Return the data verbatim, without pictures.
━━━━━━━━━━━━━━━━━━━━━━━━━━━━━━
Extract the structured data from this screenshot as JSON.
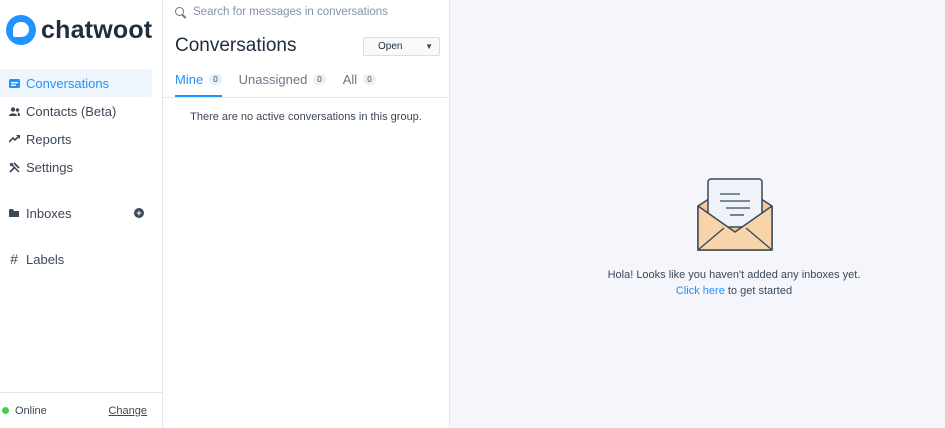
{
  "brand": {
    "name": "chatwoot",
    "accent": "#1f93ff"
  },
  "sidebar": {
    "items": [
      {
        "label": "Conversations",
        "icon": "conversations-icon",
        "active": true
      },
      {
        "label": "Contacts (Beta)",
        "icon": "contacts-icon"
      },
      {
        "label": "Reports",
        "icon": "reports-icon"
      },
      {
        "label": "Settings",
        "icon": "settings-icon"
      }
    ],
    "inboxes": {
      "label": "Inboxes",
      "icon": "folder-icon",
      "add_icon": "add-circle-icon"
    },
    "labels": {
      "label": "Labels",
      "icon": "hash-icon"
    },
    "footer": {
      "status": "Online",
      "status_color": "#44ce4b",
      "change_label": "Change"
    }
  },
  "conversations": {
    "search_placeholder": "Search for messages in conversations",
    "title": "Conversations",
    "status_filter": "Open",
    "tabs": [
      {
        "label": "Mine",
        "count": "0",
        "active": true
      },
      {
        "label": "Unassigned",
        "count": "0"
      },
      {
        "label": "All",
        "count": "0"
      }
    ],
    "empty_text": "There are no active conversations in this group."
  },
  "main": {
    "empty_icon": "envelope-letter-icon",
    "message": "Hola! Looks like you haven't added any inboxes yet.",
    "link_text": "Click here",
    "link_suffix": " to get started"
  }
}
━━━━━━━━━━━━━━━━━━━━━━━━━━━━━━
— ANSWER SPACE —
Extract the structured data from this screenshot as JSON.
{
  "brand": {
    "name": "chatwoot",
    "accent": "#1f93ff"
  },
  "sidebar": {
    "items": [
      {
        "label": "Conversations",
        "icon": "conversations-icon",
        "active": true
      },
      {
        "label": "Contacts (Beta)",
        "icon": "contacts-icon"
      },
      {
        "label": "Reports",
        "icon": "reports-icon"
      },
      {
        "label": "Settings",
        "icon": "settings-icon"
      }
    ],
    "inboxes": {
      "label": "Inboxes",
      "icon": "folder-icon",
      "add_icon": "add-circle-icon"
    },
    "labels": {
      "label": "Labels",
      "icon": "hash-icon"
    },
    "footer": {
      "status": "Online",
      "status_color": "#44ce4b",
      "change_label": "Change"
    }
  },
  "conversations": {
    "search_placeholder": "Search for messages in conversations",
    "title": "Conversations",
    "status_filter": "Open",
    "tabs": [
      {
        "label": "Mine",
        "count": "0",
        "active": true
      },
      {
        "label": "Unassigned",
        "count": "0"
      },
      {
        "label": "All",
        "count": "0"
      }
    ],
    "empty_text": "There are no active conversations in this group."
  },
  "main": {
    "empty_icon": "envelope-letter-icon",
    "message": "Hola! Looks like you haven't added any inboxes yet.",
    "link_text": "Click here",
    "link_suffix": " to get started"
  }
}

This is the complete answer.